In the records that follow, find each line with the word "workgroup" and copy it.

(Excerpts from an interface dataset)
= Beginning of Section =
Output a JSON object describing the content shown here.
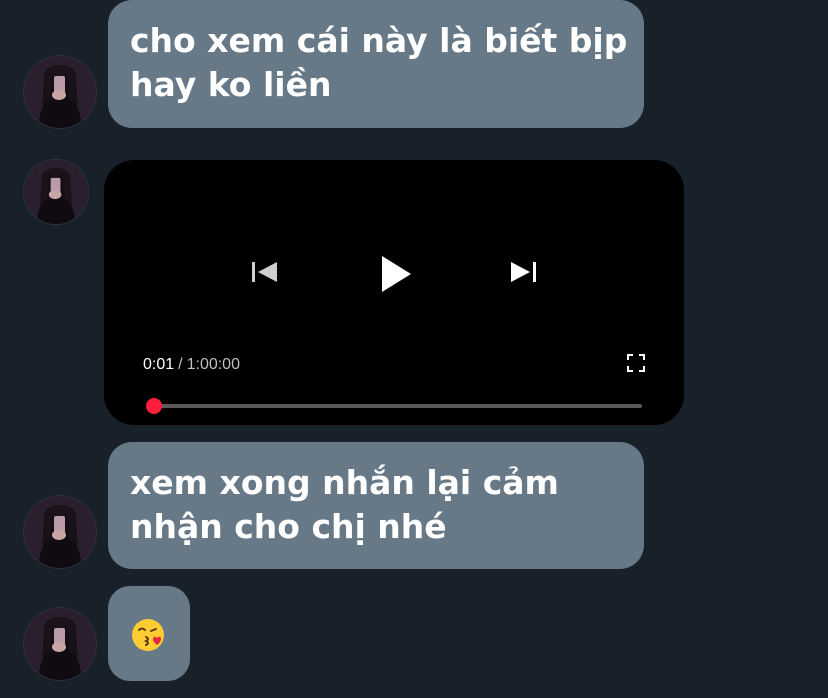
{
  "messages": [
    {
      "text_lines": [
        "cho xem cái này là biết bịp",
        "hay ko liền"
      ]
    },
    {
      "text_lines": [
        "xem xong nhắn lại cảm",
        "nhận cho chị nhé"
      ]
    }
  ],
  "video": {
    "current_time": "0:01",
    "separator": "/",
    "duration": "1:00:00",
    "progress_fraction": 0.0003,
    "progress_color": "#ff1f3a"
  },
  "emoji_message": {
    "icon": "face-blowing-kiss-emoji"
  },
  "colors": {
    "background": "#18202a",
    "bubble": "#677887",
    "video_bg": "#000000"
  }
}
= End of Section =
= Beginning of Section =
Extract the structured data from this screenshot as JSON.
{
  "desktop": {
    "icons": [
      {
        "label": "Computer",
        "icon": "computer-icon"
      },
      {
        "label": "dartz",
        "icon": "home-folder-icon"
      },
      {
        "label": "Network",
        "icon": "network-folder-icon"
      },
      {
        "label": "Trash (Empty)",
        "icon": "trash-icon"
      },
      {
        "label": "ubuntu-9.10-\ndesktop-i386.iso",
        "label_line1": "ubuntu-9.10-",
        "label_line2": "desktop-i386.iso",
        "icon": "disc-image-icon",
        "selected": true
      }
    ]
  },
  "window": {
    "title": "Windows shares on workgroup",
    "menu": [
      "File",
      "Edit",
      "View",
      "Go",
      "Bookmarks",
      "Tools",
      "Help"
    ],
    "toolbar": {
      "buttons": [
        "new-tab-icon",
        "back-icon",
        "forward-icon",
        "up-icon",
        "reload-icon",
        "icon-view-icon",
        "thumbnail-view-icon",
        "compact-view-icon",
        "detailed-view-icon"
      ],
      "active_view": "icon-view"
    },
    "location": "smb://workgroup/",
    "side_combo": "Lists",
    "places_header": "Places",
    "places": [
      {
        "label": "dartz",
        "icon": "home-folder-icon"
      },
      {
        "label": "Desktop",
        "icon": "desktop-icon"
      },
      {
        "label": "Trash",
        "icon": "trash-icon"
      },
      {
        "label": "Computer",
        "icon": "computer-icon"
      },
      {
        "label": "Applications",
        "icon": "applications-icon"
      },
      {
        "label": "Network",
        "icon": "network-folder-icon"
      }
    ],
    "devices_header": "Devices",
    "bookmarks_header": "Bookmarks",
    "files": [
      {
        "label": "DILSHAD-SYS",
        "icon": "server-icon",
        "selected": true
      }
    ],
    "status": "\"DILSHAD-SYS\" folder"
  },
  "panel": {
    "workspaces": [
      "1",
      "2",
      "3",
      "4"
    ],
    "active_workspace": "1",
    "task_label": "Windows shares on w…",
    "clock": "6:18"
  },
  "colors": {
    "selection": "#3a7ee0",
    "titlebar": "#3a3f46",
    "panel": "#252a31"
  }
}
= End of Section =
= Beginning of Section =
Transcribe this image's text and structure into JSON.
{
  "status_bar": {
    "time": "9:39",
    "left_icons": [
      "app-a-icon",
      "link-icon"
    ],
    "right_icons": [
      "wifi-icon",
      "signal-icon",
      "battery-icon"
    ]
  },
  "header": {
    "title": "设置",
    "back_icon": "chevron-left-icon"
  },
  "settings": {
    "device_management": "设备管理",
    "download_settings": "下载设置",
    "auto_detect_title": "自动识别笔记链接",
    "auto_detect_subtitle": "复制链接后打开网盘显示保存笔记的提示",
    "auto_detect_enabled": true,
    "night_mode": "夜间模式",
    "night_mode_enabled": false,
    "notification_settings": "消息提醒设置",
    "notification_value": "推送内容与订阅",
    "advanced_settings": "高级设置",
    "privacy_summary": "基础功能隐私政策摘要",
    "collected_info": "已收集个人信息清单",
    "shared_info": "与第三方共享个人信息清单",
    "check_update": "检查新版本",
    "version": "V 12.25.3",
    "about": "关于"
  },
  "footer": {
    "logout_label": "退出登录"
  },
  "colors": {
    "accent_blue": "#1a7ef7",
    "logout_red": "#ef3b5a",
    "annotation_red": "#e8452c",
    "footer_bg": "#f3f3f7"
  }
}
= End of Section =
Your solution:
    "title": "Windows shares on workgroup",
    "location": "smb://workgroup/",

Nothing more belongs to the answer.